**ABOUT THIS TASK:** Return all entries word for word, but drop any images.

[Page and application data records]
· · · · ·

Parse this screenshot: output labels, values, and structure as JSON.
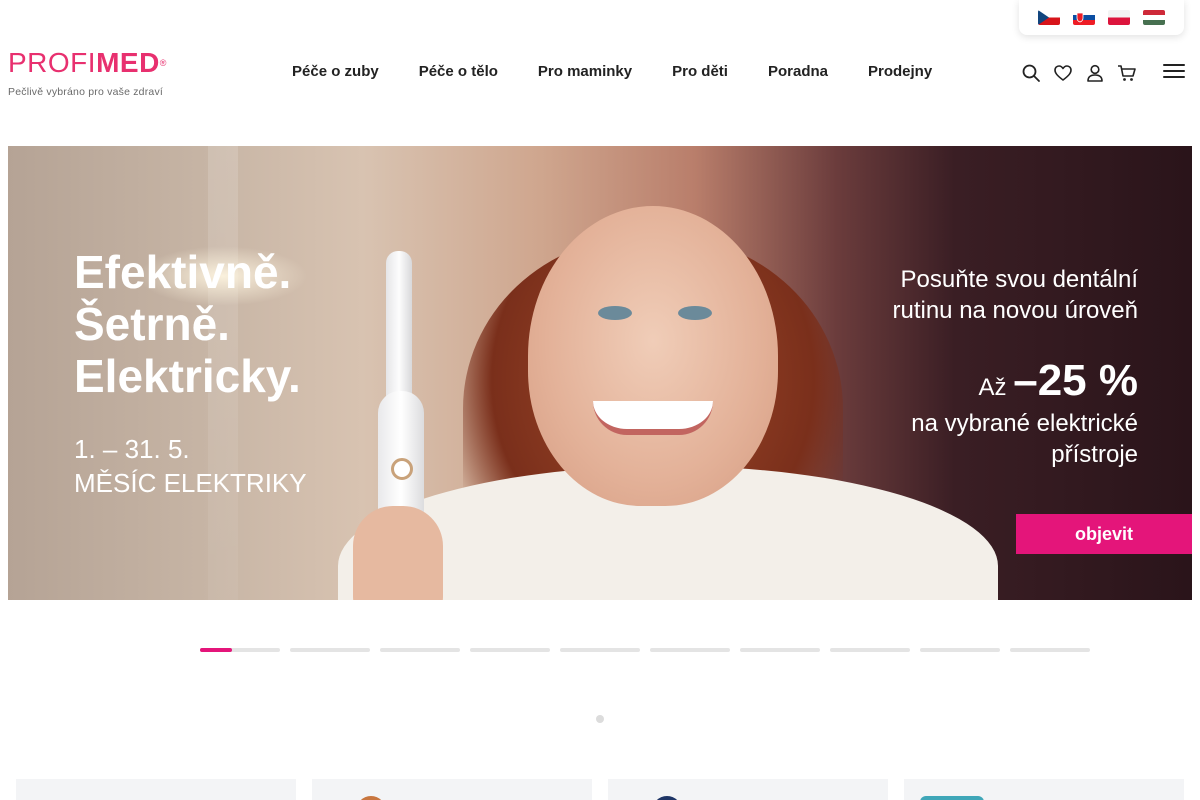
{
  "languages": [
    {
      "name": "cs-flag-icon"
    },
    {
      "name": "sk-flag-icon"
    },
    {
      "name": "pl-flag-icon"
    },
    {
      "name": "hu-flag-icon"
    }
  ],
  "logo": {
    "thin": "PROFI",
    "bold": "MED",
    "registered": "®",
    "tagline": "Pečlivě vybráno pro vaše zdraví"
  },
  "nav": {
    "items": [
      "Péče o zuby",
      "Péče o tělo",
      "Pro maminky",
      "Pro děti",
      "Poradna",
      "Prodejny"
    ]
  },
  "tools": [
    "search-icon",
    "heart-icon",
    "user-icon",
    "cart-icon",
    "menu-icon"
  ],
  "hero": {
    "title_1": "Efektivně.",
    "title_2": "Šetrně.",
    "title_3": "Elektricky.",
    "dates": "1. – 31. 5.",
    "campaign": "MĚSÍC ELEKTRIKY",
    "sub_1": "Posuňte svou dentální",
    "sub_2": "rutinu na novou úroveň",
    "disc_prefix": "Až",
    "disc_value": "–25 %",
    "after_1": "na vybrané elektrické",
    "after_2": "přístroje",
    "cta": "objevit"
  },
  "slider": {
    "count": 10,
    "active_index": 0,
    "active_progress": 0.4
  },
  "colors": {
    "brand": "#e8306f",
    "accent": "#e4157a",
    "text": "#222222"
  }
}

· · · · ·

**RESPONSE TO THE EXERCISE:**
Parse this screenshot: output labels, values, and structure as JSON.
{
  "languages": [
    {
      "name": "cs-flag-icon"
    },
    {
      "name": "sk-flag-icon"
    },
    {
      "name": "pl-flag-icon"
    },
    {
      "name": "hu-flag-icon"
    }
  ],
  "logo": {
    "thin": "PROFI",
    "bold": "MED",
    "registered": "®",
    "tagline": "Pečlivě vybráno pro vaše zdraví"
  },
  "nav": {
    "items": [
      "Péče o zuby",
      "Péče o tělo",
      "Pro maminky",
      "Pro děti",
      "Poradna",
      "Prodejny"
    ]
  },
  "tools": [
    "search-icon",
    "heart-icon",
    "user-icon",
    "cart-icon",
    "menu-icon"
  ],
  "hero": {
    "title_1": "Efektivně.",
    "title_2": "Šetrně.",
    "title_3": "Elektricky.",
    "dates": "1. – 31. 5.",
    "campaign": "MĚSÍC ELEKTRIKY",
    "sub_1": "Posuňte svou dentální",
    "sub_2": "rutinu na novou úroveň",
    "disc_prefix": "Až",
    "disc_value": "–25 %",
    "after_1": "na vybrané elektrické",
    "after_2": "přístroje",
    "cta": "objevit"
  },
  "slider": {
    "count": 10,
    "active_index": 0,
    "active_progress": 0.4
  },
  "colors": {
    "brand": "#e8306f",
    "accent": "#e4157a",
    "text": "#222222"
  }
}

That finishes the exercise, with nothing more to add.